Soil-dwelling nematodes cannot be seen with the naked eye, but the damage they do to crops shows up in dollar signs.

“We have a tremendous problem in Mississippi soybeans since multiple nematode species can impact soybean producers,” said Tom Allen, Extension plant pathologist at Mississippi State University’s Delta Research and Extension Center in Stoneville. “Nematodes can bring a soybean crop to its knees, and other crops in the state suffer losses from these parasites as well.”

Nematodes are nearly microscopic worms that can live in a variety of hosts. The specific plant-parasitic nematode that plagues farmers lives in the soil and has a spear in its head called a stylet. They use this appendage to attack roots and draw out the contents of cells. In large numbers, their attacks can significantly damage plant health and yield.

“The best way for a farmer to determine that nematodes are present is to submit a soil sample to the Plant Disease and Nematode Diagnostic Laboratory at MSU,” Allen said.

Allen said cotton soil surveys conducted in the early 2000s suggested that almost every acre in cotton production in the state has some level of nematode infestation.

“Based on the number of nematodes considered to be damaging to a host plant, approximately 40 percent of the acres sampled were determined to have high enough populations to cause an economic impact,” he said.

Clarissa Balbalian manages the diagnostic lab which tests soil to determine the number and types of nematodes found in each sample.

“There are economic thresholds of how many of a certain type of nematode a crop can handle before there is a yield loss or decline in vigor,” Balbalian said. “Depending on the soil and crop rotation plan, there is some biodiversity among nematodes, and we usually find at least two to five kinds in a sample.

“If it’s a field that has been growing only cotton for decades, we often see only one type of nematode, but that is the exception for most fields,” she said.

Allen said one of the best ways to manage nematode infestations is through careful use of crop rotation.

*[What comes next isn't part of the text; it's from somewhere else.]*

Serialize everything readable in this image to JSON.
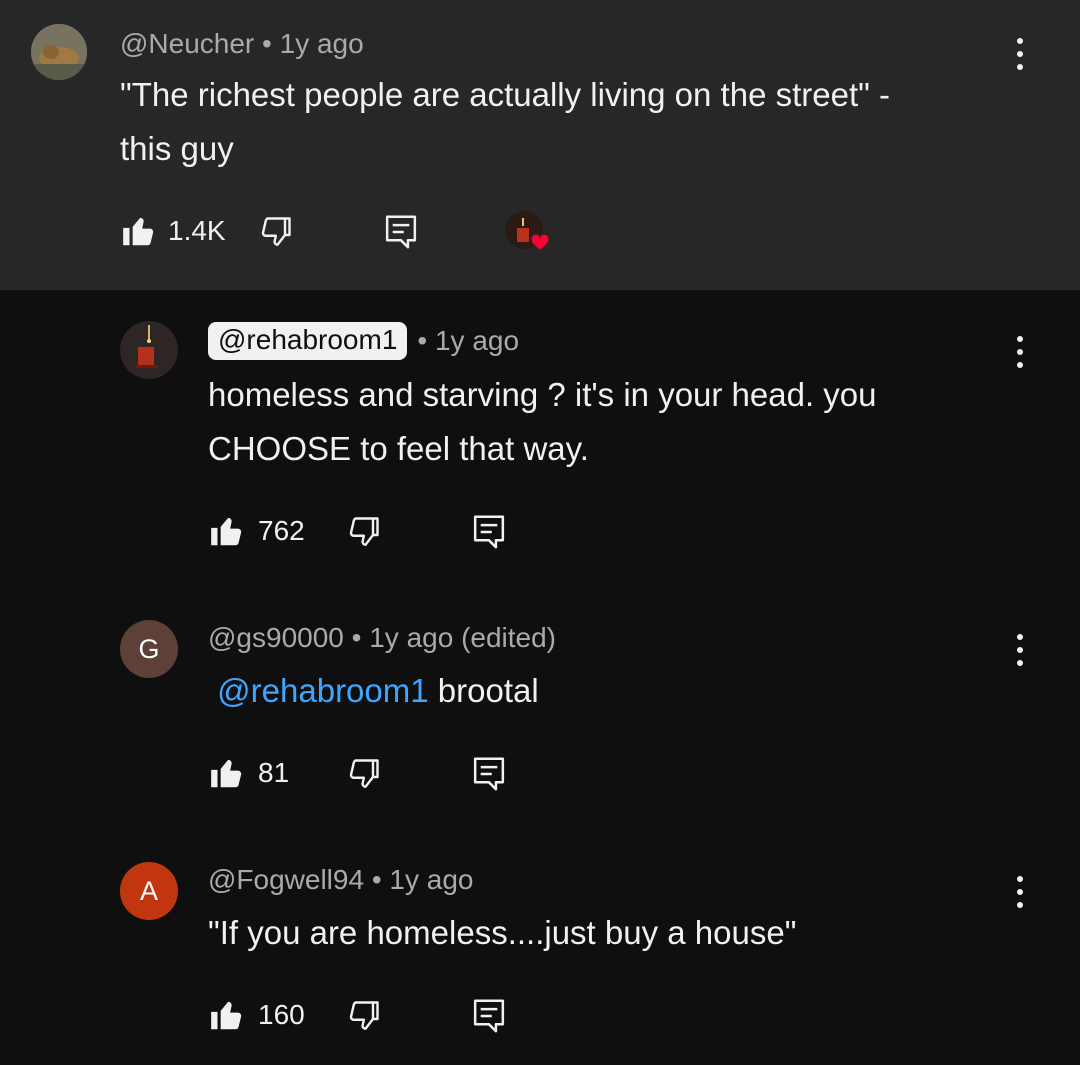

“Once the particular nematode species and its population numbers have been determined, a crop rotation can be prescribed that can greatly reduce the nematode species present, since you have removed the preferred host plant,” he said.

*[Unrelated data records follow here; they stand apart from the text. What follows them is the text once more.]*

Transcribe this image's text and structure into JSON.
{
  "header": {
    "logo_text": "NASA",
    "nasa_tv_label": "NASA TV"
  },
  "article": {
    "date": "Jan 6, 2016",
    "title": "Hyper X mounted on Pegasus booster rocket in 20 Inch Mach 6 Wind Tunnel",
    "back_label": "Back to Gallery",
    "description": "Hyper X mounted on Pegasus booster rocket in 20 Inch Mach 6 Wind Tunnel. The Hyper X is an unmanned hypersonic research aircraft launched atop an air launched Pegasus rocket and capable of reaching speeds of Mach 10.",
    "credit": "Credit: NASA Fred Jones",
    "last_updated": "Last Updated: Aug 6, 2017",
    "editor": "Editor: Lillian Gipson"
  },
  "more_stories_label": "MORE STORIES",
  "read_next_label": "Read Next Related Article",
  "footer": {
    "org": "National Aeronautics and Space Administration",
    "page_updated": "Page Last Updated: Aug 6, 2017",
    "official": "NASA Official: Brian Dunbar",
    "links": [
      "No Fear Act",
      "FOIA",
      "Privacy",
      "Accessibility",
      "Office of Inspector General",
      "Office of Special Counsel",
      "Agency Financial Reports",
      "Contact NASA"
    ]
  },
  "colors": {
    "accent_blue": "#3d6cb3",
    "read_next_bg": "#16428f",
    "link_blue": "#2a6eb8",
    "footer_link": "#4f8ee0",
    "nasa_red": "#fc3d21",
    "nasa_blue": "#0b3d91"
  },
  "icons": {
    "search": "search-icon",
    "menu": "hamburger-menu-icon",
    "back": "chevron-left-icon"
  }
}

Seed-applied nematicide products are available and effective, particularly where there are low nematode populations. Nematicides sprayed into the ground as fumigants are extremely effective, but these products can be expensive and hard to find.

The best time to test for nematodes is in the fall. Nematodes are generally a problem only in light-textured soil.

“Nematode populations are generally greatest at the end of the growing season,” Allen said. “Be sure to collect and submit the soil samples before freezing temperatures arrive, as some nematode species are fragile and can degrade in the presence of cool soil temperatures and the absence of a living host.”

The MSU diagnostic lab charges $11 per sample to test for nematodes. Producers generally get results back in just a few days, although certain tests take longer to conduct. How often a nematode test should be run depends on the individual field.

“Soil sampling for nematodes is not something you have to do every year like a soil test for nutrients,” Balbalian said. “We suggest doing it every year if it’s an area you’ve had problems with, but if it’s not a problem area, you can get away with skipping a few years in between tests.

“Soil type is another factor to consider. Nematodes can move more easily in sandy soils, so lighter soil types are more likely to have severe nematode problems than heavy soil types,” she said. “Growers with heavy soils can get away with sampling much less frequently than growers with medium or sandy soil types.”

Visit http://msucares.com/lab for tips on collecting samples, threshold information and more.